Publication Date: 1990-Jul
Pages: 19
Abstractor: N/A
Reference Count: N/A
The Effect of Wage Differentials on Choosing To Work in Agriculture: Implications for the Immigration Control and Reform Act.
Perloff, Jeffrey M.
This report examines the wage differential necessary to induce nonagricultural workers to work in agriculture. The responsiveness of labor supply to wage changes is important because the Immigration Reform and Control Act may reduce the supply of immigrant farm labor in the United States. A random sample of 931 males with a ninth grade education or less, living outside of major metropolitan areas, was selected from the Bureau of Labor Statistics Current Population Survey.

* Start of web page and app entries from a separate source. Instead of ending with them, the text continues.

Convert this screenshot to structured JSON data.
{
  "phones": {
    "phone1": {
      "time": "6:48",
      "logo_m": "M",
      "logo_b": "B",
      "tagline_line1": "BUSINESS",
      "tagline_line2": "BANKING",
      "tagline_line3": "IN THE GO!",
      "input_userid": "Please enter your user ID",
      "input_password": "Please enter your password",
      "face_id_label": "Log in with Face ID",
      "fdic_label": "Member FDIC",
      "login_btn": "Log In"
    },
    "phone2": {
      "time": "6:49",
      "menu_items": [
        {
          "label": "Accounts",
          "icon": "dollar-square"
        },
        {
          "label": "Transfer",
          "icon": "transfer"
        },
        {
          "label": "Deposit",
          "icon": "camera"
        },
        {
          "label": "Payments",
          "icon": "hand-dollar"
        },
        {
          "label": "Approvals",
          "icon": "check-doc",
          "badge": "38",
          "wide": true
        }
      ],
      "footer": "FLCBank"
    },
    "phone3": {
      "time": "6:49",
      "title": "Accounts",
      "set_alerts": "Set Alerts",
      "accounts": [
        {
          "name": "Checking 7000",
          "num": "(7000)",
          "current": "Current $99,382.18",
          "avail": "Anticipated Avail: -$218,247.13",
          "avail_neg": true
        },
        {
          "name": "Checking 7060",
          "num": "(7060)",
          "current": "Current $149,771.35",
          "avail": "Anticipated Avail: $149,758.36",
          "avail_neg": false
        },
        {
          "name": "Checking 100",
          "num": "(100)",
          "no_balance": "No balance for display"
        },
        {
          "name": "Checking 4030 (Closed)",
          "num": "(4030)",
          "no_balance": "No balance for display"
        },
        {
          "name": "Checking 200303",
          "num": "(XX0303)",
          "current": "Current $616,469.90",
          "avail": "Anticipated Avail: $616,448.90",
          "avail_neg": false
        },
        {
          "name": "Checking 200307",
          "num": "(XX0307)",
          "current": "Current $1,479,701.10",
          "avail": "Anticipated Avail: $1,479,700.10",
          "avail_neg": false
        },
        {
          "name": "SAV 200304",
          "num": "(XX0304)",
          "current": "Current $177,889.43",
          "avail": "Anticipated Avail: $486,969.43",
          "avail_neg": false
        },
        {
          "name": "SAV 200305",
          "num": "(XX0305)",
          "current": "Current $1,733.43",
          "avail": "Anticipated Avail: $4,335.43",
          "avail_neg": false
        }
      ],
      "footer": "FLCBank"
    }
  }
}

Nineteen percent were hired agricultural workers. Subjects are described in terms of region, state, ethnicity, marital status, job characteristics, number of children, years of schooling (tables 2 and 3), years of experience, earnings, and weekly hours of work. Compared to nonagricultural workers, agricultural workers averaged 1 year less of education and 6 years less of work experience, and they were seven times as likely to be Mexican and about twice as likely to be Mexican-American or "other Hispanic." An empirical model was used to estimate the change in the number of agricultural workers given an increase in the agricultural wage. Results indicate that inducing nonagricultural workers to switch to agriculture may not be as costly as some have suggested. A 10 percent increase in wages may increase the numbers in agriculture of rural male workers with a ninth grade education by nearly 25 percent. However, in California, and especially in certain crops, a large percentage of the agricultural work force has traditionally been undocumented workers, so larger wage increases may be required to produce the same effects. (LP)

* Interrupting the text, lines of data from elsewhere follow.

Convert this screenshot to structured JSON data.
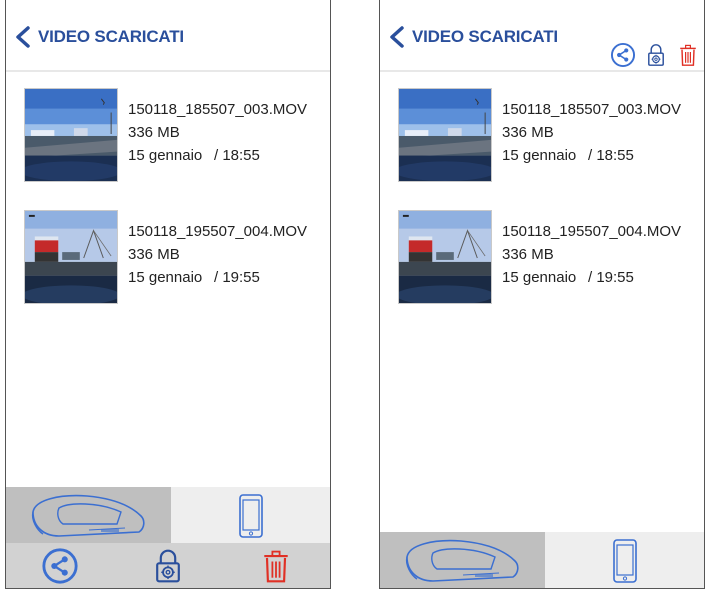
{
  "screens": [
    {
      "header": {
        "back_label": "VIDEO SCARICATI"
      },
      "videos": [
        {
          "filename": "150118_185507_003.MOV",
          "size": "336 MB",
          "date": "15 gennaio",
          "time": "/ 18:55"
        },
        {
          "filename": "150118_195507_004.MOV",
          "size": "336 MB",
          "date": "15 gennaio",
          "time": "/ 19:55"
        }
      ],
      "tabs": {
        "camera": "dashcam-icon",
        "phone": "phone-icon",
        "selected": "camera"
      },
      "actions": [
        "share-icon",
        "lock-settings-icon",
        "trash-icon"
      ]
    },
    {
      "header": {
        "back_label": "VIDEO SCARICATI"
      },
      "header_actions": [
        "share-icon",
        "lock-settings-icon",
        "trash-icon"
      ],
      "videos": [
        {
          "filename": "150118_185507_003.MOV",
          "size": "336 MB",
          "date": "15 gennaio",
          "time": "/ 18:55"
        },
        {
          "filename": "150118_195507_004.MOV",
          "size": "336 MB",
          "date": "15 gennaio",
          "time": "/ 19:55"
        }
      ],
      "tabs": {
        "camera": "dashcam-icon",
        "phone": "phone-icon",
        "selected": "camera"
      }
    }
  ],
  "colors": {
    "accent": "#2a4f9c",
    "share": "#3b6fd1",
    "trash": "#e03025",
    "tab_selected": "#bfbfbf",
    "tab_other": "#eeeeee",
    "action_bar": "#d2d2d2"
  }
}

Publication Type: Reports - Research
Education Level: N/A
Audience: N/A
Language: English
Sponsor: Department of Labor, Washington, DC.

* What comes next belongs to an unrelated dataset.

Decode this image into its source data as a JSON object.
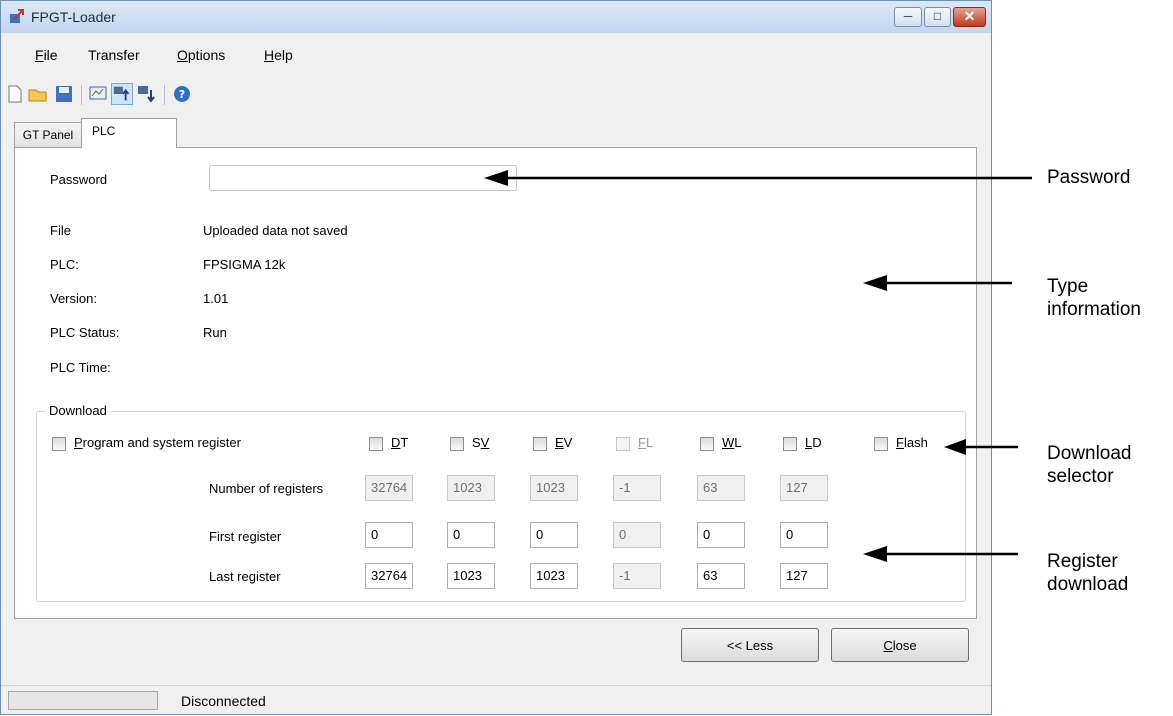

Authoring Institution: California State Dept. of Employment Development, Sacramento.
Identifiers: Immigration Reform and Control Act 1986